PROBLEM STATEMENT — Within the entries below, every line containing "Shift" is to be copied.

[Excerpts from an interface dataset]
- - -
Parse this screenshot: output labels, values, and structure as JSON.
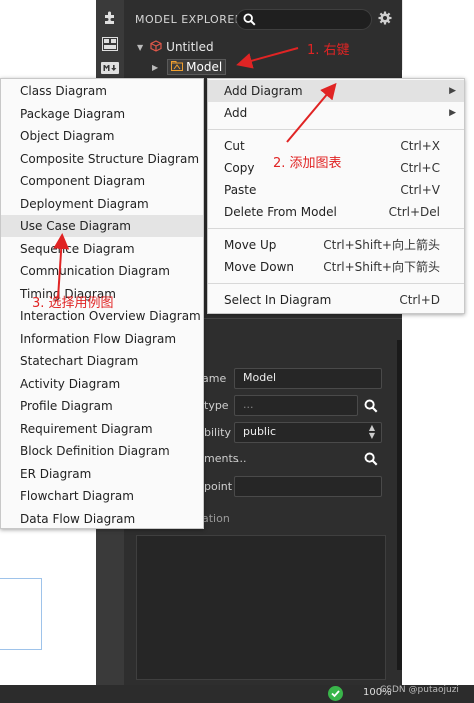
{
  "explorer": {
    "title": "MODEL EXPLORER",
    "tree": {
      "project": "Untitled",
      "model": "Model"
    }
  },
  "properties": {
    "name_label": "ame",
    "name_value": "Model",
    "type_label": "type",
    "type_value": "...",
    "visibility_label": "bility",
    "visibility_value": "public",
    "elements_label": "ments",
    "elements_value": "...",
    "viewpoint_label": "point",
    "viewpoint_value": "",
    "documentation_label": "ation"
  },
  "context_menu": {
    "items": [
      {
        "label": "Add Diagram",
        "shortcut": "",
        "submenu": true
      },
      {
        "label": "Add",
        "shortcut": "",
        "submenu": true
      },
      {
        "label": "Cut",
        "shortcut": "Ctrl+X"
      },
      {
        "label": "Copy",
        "shortcut": "Ctrl+C"
      },
      {
        "label": "Paste",
        "shortcut": "Ctrl+V"
      },
      {
        "label": "Delete From Model",
        "shortcut": "Ctrl+Del"
      },
      {
        "label": "Move Up",
        "shortcut": "Ctrl+Shift+向上箭头"
      },
      {
        "label": "Move Down",
        "shortcut": "Ctrl+Shift+向下箭头"
      },
      {
        "label": "Select In Diagram",
        "shortcut": "Ctrl+D"
      }
    ]
  },
  "diagram_submenu": {
    "items": [
      "Class Diagram",
      "Package Diagram",
      "Object Diagram",
      "Composite Structure Diagram",
      "Component Diagram",
      "Deployment Diagram",
      "Use Case Diagram",
      "Sequence Diagram",
      "Communication Diagram",
      "Timing Diagram",
      "Interaction Overview Diagram",
      "Information Flow Diagram",
      "Statechart Diagram",
      "Activity Diagram",
      "Profile Diagram",
      "Requirement Diagram",
      "Block Definition Diagram",
      "ER Diagram",
      "Flowchart Diagram",
      "Data Flow Diagram"
    ]
  },
  "annotations": {
    "step1": "1. 右键",
    "step2": "2. 添加图表",
    "step3": "3. 选择用例图",
    "color": "#e02424"
  },
  "statusbar": {
    "zoom": "100%",
    "watermark": "CSDN @putaojuzi"
  },
  "icons": [
    "puzzle-icon",
    "layout-icon",
    "markdown-icon",
    "search-icon",
    "gear-icon",
    "chevron-down-icon",
    "chevron-right-icon",
    "cube-icon",
    "model-icon",
    "check-icon",
    "up-down-icon"
  ]
}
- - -
EXPECTED ANSWER —
        "shortcut": "Ctrl+Shift+向上箭头"
        "shortcut": "Ctrl+Shift+向下箭头"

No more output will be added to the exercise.